> [Data provided]:
****
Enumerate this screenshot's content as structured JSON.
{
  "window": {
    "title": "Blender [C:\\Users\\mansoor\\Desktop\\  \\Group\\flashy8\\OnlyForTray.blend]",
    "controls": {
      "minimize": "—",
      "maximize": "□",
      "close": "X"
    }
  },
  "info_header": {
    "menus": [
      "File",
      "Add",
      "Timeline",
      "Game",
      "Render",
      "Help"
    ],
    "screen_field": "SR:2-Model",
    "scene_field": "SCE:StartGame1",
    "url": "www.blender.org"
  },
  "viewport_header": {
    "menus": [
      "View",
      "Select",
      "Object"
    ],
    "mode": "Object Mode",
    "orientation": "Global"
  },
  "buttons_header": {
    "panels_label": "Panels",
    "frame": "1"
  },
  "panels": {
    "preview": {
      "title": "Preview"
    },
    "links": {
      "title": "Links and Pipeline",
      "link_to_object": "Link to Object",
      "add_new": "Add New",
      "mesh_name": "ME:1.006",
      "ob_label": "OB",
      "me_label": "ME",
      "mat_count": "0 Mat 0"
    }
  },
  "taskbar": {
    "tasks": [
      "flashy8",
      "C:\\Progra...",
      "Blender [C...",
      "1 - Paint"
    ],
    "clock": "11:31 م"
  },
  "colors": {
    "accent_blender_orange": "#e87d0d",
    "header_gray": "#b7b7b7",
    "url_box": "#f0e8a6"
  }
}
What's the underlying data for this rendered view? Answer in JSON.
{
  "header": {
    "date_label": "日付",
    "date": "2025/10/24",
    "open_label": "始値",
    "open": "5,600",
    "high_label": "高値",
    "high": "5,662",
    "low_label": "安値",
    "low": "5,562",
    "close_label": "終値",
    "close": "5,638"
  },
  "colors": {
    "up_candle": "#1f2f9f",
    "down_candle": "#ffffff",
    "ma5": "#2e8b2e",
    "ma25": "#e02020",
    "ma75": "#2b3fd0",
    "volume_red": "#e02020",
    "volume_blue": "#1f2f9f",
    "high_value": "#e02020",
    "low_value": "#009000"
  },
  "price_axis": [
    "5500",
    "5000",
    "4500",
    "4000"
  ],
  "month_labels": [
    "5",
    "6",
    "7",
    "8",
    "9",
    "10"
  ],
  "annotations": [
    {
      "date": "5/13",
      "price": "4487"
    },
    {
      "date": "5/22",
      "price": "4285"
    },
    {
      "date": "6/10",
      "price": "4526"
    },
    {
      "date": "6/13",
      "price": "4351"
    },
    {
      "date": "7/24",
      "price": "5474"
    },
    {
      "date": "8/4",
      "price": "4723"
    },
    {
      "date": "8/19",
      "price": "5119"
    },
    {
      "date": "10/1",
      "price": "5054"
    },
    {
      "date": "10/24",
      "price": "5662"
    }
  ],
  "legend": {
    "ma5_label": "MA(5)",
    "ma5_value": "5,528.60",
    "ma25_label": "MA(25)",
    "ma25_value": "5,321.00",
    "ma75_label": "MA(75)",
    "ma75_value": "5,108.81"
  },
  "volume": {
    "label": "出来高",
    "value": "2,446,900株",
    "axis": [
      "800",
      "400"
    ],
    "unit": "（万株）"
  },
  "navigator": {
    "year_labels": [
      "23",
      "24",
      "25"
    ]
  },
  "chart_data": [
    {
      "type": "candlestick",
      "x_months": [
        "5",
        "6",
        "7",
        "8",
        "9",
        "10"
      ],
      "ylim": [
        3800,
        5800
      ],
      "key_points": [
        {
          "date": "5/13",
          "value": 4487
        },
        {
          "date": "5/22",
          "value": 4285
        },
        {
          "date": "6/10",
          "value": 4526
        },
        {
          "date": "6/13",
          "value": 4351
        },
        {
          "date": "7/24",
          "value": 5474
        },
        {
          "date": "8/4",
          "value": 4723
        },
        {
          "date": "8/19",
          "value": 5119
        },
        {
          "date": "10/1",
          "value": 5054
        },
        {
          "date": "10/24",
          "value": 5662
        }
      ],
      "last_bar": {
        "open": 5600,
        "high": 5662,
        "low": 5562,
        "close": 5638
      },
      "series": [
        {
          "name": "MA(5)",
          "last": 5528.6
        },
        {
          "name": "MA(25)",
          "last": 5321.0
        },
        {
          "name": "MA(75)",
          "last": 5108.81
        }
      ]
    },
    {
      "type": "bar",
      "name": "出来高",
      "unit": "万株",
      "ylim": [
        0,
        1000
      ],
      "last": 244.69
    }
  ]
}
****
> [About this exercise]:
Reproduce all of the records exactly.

> [Result of the task]:
Enumerate this screenshot's content as structured JSON.
{
  "window": {
    "title": "Blender [C:\\Users\\mansoor\\Desktop\\  \\Group\\flashy8\\OnlyForTray.blend]",
    "controls": {
      "minimize": "—",
      "maximize": "□",
      "close": "X"
    }
  },
  "info_header": {
    "menus": [
      "File",
      "Add",
      "Timeline",
      "Game",
      "Render",
      "Help"
    ],
    "screen_field": "SR:2-Model",
    "scene_field": "SCE:StartGame1",
    "url": "www.blender.org"
  },
  "viewport_header": {
    "menus": [
      "View",
      "Select",
      "Object"
    ],
    "mode": "Object Mode",
    "orientation": "Global"
  },
  "buttons_header": {
    "panels_label": "Panels",
    "frame": "1"
  },
  "panels": {
    "preview": {
      "title": "Preview"
    },
    "links": {
      "title": "Links and Pipeline",
      "link_to_object": "Link to Object",
      "add_new": "Add New",
      "mesh_name": "ME:1.006",
      "ob_label": "OB",
      "me_label": "ME",
      "mat_count": "0 Mat 0"
    }
  },
  "taskbar": {
    "tasks": [
      "flashy8",
      "C:\\Progra...",
      "Blender [C...",
      "1 - Paint"
    ],
    "clock": "11:31 م"
  },
  "colors": {
    "accent_blender_orange": "#e87d0d",
    "header_gray": "#b7b7b7",
    "url_box": "#f0e8a6"
  }
}
What's the underlying data for this rendered view? Answer in JSON.
{
  "header": {
    "date_label": "日付",
    "date": "2025/10/24",
    "open_label": "始値",
    "open": "5,600",
    "high_label": "高値",
    "high": "5,662",
    "low_label": "安値",
    "low": "5,562",
    "close_label": "終値",
    "close": "5,638"
  },
  "colors": {
    "up_candle": "#1f2f9f",
    "down_candle": "#ffffff",
    "ma5": "#2e8b2e",
    "ma25": "#e02020",
    "ma75": "#2b3fd0",
    "volume_red": "#e02020",
    "volume_blue": "#1f2f9f",
    "high_value": "#e02020",
    "low_value": "#009000"
  },
  "price_axis": [
    "5500",
    "5000",
    "4500",
    "4000"
  ],
  "month_labels": [
    "5",
    "6",
    "7",
    "8",
    "9",
    "10"
  ],
  "annotations": [
    {
      "date": "5/13",
      "price": "4487"
    },
    {
      "date": "5/22",
      "price": "4285"
    },
    {
      "date": "6/10",
      "price": "4526"
    },
    {
      "date": "6/13",
      "price": "4351"
    },
    {
      "date": "7/24",
      "price": "5474"
    },
    {
      "date": "8/4",
      "price": "4723"
    },
    {
      "date": "8/19",
      "price": "5119"
    },
    {
      "date": "10/1",
      "price": "5054"
    },
    {
      "date": "10/24",
      "price": "5662"
    }
  ],
  "legend": {
    "ma5_label": "MA(5)",
    "ma5_value": "5,528.60",
    "ma25_label": "MA(25)",
    "ma25_value": "5,321.00",
    "ma75_label": "MA(75)",
    "ma75_value": "5,108.81"
  },
  "volume": {
    "label": "出来高",
    "value": "2,446,900株",
    "axis": [
      "800",
      "400"
    ],
    "unit": "（万株）"
  },
  "navigator": {
    "year_labels": [
      "23",
      "24",
      "25"
    ]
  },
  "chart_data": [
    {
      "type": "candlestick",
      "x_months": [
        "5",
        "6",
        "7",
        "8",
        "9",
        "10"
      ],
      "ylim": [
        3800,
        5800
      ],
      "key_points": [
        {
          "date": "5/13",
          "value": 4487
        },
        {
          "date": "5/22",
          "value": 4285
        },
        {
          "date": "6/10",
          "value": 4526
        },
        {
          "date": "6/13",
          "value": 4351
        },
        {
          "date": "7/24",
          "value": 5474
        },
        {
          "date": "8/4",
          "value": 4723
        },
        {
          "date": "8/19",
          "value": 5119
        },
        {
          "date": "10/1",
          "value": 5054
        },
        {
          "date": "10/24",
          "value": 5662
        }
      ],
      "last_bar": {
        "open": 5600,
        "high": 5662,
        "low": 5562,
        "close": 5638
      },
      "series": [
        {
          "name": "MA(5)",
          "last": 5528.6
        },
        {
          "name": "MA(25)",
          "last": 5321.0
        },
        {
          "name": "MA(75)",
          "last": 5108.81
        }
      ]
    },
    {
      "type": "bar",
      "name": "出来高",
      "unit": "万株",
      "ylim": [
        0,
        1000
      ],
      "last": 244.69
    }
  ]
}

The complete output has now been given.